**WORK TASK**
Could you give the records below again exactly, without the pictures?
(MATERIALS PROVIDED begins)
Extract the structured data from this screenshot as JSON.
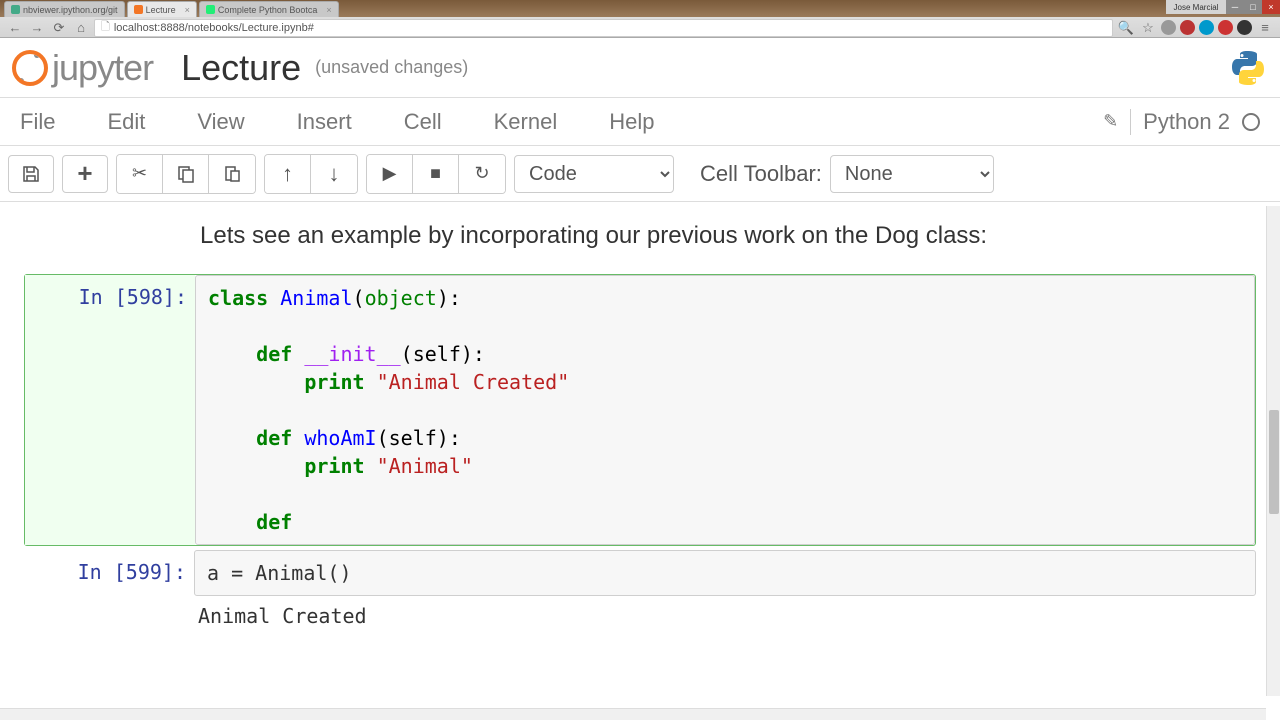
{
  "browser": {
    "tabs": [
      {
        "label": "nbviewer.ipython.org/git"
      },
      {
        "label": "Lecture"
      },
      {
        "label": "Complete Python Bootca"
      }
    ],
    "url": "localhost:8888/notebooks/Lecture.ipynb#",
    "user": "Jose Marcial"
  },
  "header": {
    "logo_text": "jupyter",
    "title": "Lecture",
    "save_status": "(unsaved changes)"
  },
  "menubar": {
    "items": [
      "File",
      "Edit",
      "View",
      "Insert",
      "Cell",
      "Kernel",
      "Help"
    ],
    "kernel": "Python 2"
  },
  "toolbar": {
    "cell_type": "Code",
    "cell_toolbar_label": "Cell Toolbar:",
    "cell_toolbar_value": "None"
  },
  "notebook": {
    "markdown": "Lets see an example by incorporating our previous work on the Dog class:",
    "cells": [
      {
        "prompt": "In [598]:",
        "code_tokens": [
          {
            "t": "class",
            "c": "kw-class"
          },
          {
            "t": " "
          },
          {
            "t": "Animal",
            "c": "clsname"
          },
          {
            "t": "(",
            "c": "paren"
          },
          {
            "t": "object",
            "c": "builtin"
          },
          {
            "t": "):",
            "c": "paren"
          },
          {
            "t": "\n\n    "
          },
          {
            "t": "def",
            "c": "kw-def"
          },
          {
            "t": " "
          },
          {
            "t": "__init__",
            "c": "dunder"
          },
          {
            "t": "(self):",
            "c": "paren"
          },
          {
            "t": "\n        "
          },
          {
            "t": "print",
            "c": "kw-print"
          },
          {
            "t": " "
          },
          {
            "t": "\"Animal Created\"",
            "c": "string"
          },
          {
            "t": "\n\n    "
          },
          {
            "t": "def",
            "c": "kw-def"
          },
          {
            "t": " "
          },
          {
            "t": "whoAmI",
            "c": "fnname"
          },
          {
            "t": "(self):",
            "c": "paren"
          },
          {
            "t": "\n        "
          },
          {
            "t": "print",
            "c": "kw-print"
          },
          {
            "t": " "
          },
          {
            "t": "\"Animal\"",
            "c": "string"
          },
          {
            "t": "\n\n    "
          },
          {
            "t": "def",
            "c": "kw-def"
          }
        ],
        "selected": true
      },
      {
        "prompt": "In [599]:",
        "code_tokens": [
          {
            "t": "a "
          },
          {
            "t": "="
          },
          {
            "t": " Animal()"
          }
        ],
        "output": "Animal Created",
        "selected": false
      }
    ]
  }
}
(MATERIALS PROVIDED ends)
**EXERCISE RESPONSE**
Extract the structured data from this screenshot as JSON.
{
  "browser": {
    "tabs": [
      {
        "label": "nbviewer.ipython.org/git"
      },
      {
        "label": "Lecture"
      },
      {
        "label": "Complete Python Bootca"
      }
    ],
    "url": "localhost:8888/notebooks/Lecture.ipynb#",
    "user": "Jose Marcial"
  },
  "header": {
    "logo_text": "jupyter",
    "title": "Lecture",
    "save_status": "(unsaved changes)"
  },
  "menubar": {
    "items": [
      "File",
      "Edit",
      "View",
      "Insert",
      "Cell",
      "Kernel",
      "Help"
    ],
    "kernel": "Python 2"
  },
  "toolbar": {
    "cell_type": "Code",
    "cell_toolbar_label": "Cell Toolbar:",
    "cell_toolbar_value": "None"
  },
  "notebook": {
    "markdown": "Lets see an example by incorporating our previous work on the Dog class:",
    "cells": [
      {
        "prompt": "In [598]:",
        "code_tokens": [
          {
            "t": "class",
            "c": "kw-class"
          },
          {
            "t": " "
          },
          {
            "t": "Animal",
            "c": "clsname"
          },
          {
            "t": "(",
            "c": "paren"
          },
          {
            "t": "object",
            "c": "builtin"
          },
          {
            "t": "):",
            "c": "paren"
          },
          {
            "t": "\n\n    "
          },
          {
            "t": "def",
            "c": "kw-def"
          },
          {
            "t": " "
          },
          {
            "t": "__init__",
            "c": "dunder"
          },
          {
            "t": "(self):",
            "c": "paren"
          },
          {
            "t": "\n        "
          },
          {
            "t": "print",
            "c": "kw-print"
          },
          {
            "t": " "
          },
          {
            "t": "\"Animal Created\"",
            "c": "string"
          },
          {
            "t": "\n\n    "
          },
          {
            "t": "def",
            "c": "kw-def"
          },
          {
            "t": " "
          },
          {
            "t": "whoAmI",
            "c": "fnname"
          },
          {
            "t": "(self):",
            "c": "paren"
          },
          {
            "t": "\n        "
          },
          {
            "t": "print",
            "c": "kw-print"
          },
          {
            "t": " "
          },
          {
            "t": "\"Animal\"",
            "c": "string"
          },
          {
            "t": "\n\n    "
          },
          {
            "t": "def",
            "c": "kw-def"
          }
        ],
        "selected": true
      },
      {
        "prompt": "In [599]:",
        "code_tokens": [
          {
            "t": "a "
          },
          {
            "t": "="
          },
          {
            "t": " Animal()"
          }
        ],
        "output": "Animal Created",
        "selected": false
      }
    ]
  }
}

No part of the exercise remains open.